Posted in Austin, Texas, Cajuns, Friendship, Support

Jockstrap Friends by Ginger Keller Gannaway

bike-original-mm-jock-strap-whiteJockstrap Friends (by Ginger Keller Gannaway)

Bette Midler has long known, “You’ve Got to Have Friends.” From the first friend I made in kindergarten to the dog-walking friend I made a month ago, friends have given me the support and the empathy I need to stay sane. 

Ever since I read Rebecca Wells’ Divine Secrets of the Ya-Ya Sisterhood, I daydreamed about that group of best friends that sticks together even after troubles may temporarily pull them apart. They snap back together even stronger.

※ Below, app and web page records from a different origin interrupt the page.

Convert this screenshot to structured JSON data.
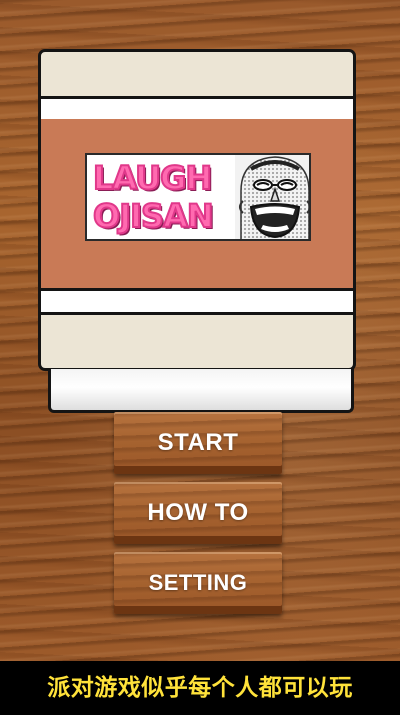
{
  "logo": {
    "line1": "LAUGH",
    "line2": "OJISAN",
    "icon": "laughing-ojisan-face",
    "text_color": "#ff6ab0"
  },
  "menu": {
    "start_label": "START",
    "howto_label": "HOW TO",
    "setting_label": "SETTING"
  },
  "caption": {
    "text": "派对游戏似乎每个人都可以玩",
    "color": "#ffe23a"
  },
  "colors": {
    "box_band": "#c97a56",
    "box_body": "#ece5d5",
    "wood": "#a5622f"
  }
}
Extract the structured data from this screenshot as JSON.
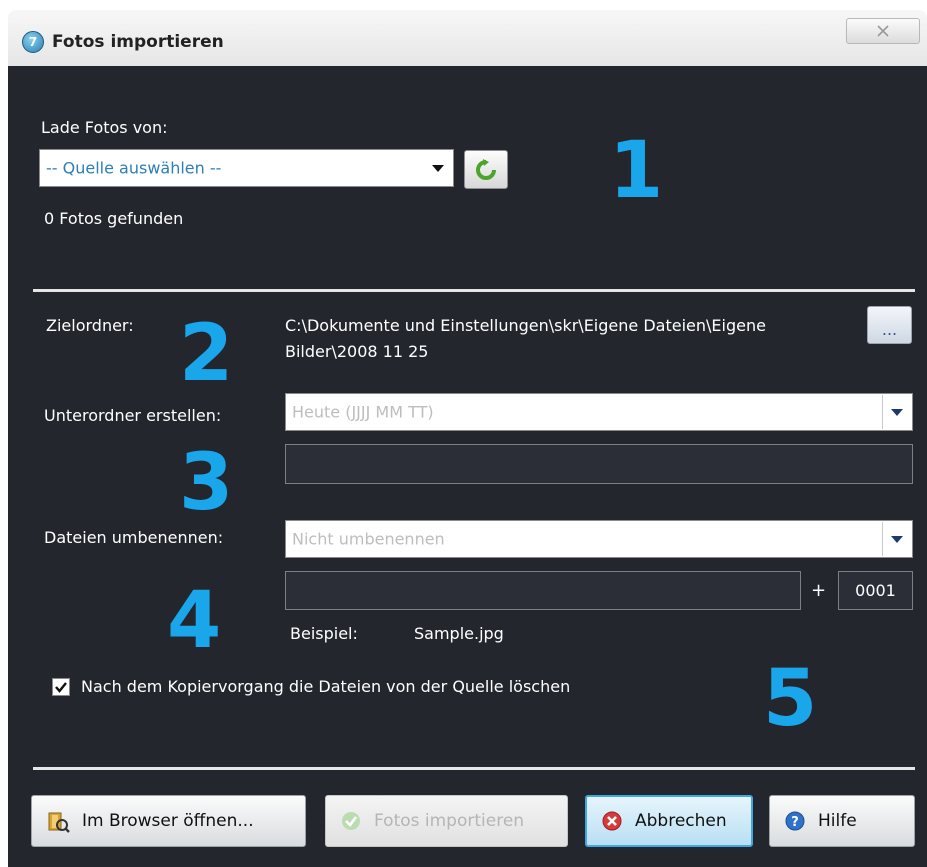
{
  "window": {
    "title": "Fotos importieren",
    "app_icon_glyph": "7",
    "close_glyph": "☒",
    "close_icon": "close-icon"
  },
  "source": {
    "label": "Lade Fotos von:",
    "selected": "-- Quelle auswählen --",
    "refresh_icon": "refresh-icon",
    "found_text": "0 Fotos gefunden"
  },
  "destination": {
    "label": "Zielordner:",
    "path_line1": "C:\\Dokumente und Einstellungen\\skr\\Eigene Dateien\\Eigene",
    "path_line2": "Bilder\\2008 11 25",
    "browse_label": "..."
  },
  "subfolder": {
    "label": "Unterordner erstellen:",
    "selected": "Heute (JJJJ MM TT)",
    "custom_value": ""
  },
  "rename": {
    "label": "Dateien umbenennen:",
    "selected": "Nicht umbenennen",
    "prefix_value": "",
    "plus": "+",
    "counter_value": "0001",
    "example_label": "Beispiel:",
    "example_value": "Sample.jpg"
  },
  "delete_option": {
    "label": "Nach dem Kopiervorgang die Dateien von der Quelle löschen",
    "checked": true
  },
  "annotations": [
    "1",
    "2",
    "3",
    "4",
    "5"
  ],
  "buttons": {
    "open_browser": "Im Browser öffnen...",
    "import": "Fotos importieren",
    "cancel": "Abbrechen",
    "help": "Hilfe"
  },
  "colors": {
    "dialog_bg": "#24262e",
    "annotation": "#1aa6ea",
    "default_button_border": "#3fa8e0"
  }
}
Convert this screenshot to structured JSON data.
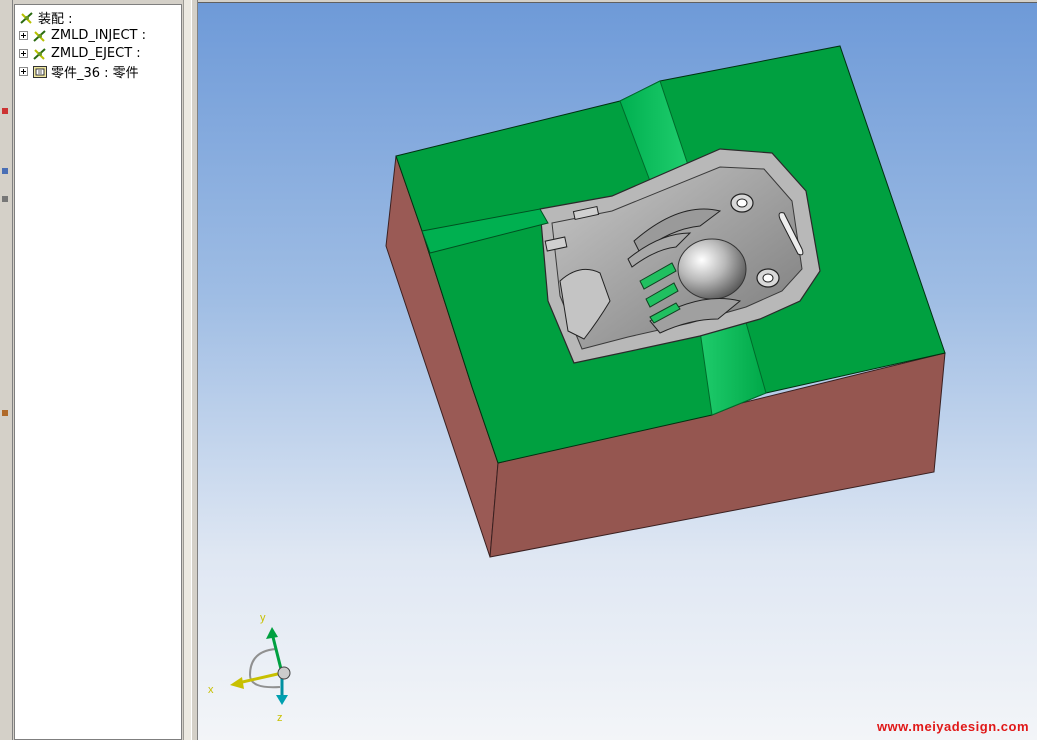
{
  "tree": {
    "root": {
      "label": "装配 :",
      "icon": "assembly-icon"
    },
    "items": [
      {
        "label": "ZMLD_INJECT :",
        "icon": "assembly-icon"
      },
      {
        "label": "ZMLD_EJECT :",
        "icon": "assembly-icon"
      },
      {
        "label": "零件_36 : 零件",
        "icon": "part-icon"
      }
    ]
  },
  "viewport": {
    "axes": {
      "x": "x",
      "y": "y",
      "z": "z"
    },
    "watermark": "www.meiyadesign.com"
  },
  "colors": {
    "mold_top": "#00a040",
    "mold_side": "#9a5a55",
    "cavity": "#9a9a9a",
    "watermark": "#e01818"
  }
}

Growing up in south Louisiana, my sisters were my closest friends, but technically they’re sisters, and each has her own best friend. I also have a first cousin I’ve gone through tragedies and comedies with, but she too has her own best friend.

In Texas I have friends who could be BFF’s, but they have friends they’ve known longer than me, and these friends know “where more of the bodies are buried” than I do.IMG_4335

So the single-best-friend-in-all-the-world is not my reality.

Instead, I have a group of Jockstrap Friends: friends who are close and supportive and know all my stinky secrets. (I considered calling them Bra Buddies, but a brassiere does not have the smelly, sweaty essence of a jockstrap). Jockstraps hold “the family jewels” in place, and in the bumpy, unpredictable ride we call Life, jockstraps have the comfortable elasticity to protect our most precious “friends” from sudden shocks and shoves.

Jockstrap Friends show up at hospitals and funerals as well as weddings and birthdays. IMG_4339 (1)In extreme situations they will even clean your house, cook your meals, hold your hair back while you puke, and take off work to drive to the International Crawfish Etoufee Cookoff in Eunice, Louisiana with you. Once three of my Jockstrap Friends even decorated my whole home for Christmas when my son was in the hospital!

Jockstrap Friends share many of your tastes in food, music, and movies. They accept your idiosyncrasies the same way your family does; however, you laugh more with Jockstrap Friends. Ya’ll share a 100%  breathable cotton kind of comfortableness without them “riding your ass” the way family members might. You “show your butt” with a jockstrap friend and still maintain “optimum support and comfort.”mardi gras with mark

At times I’m sad I don’t have a one & only best friend, but it’s probably better to have a mess of Jockstrap Friends.  That way whenever my next catastrophe hits, if one friend is having a hip replacement and another is flying to Oregon for the birth of her grandchild, I’ll still have that one friend who will help me clean out my grandma’s attic in August, help decorate the church’s activity hall for Momma’s memorial, or read the first draft of my YA novel.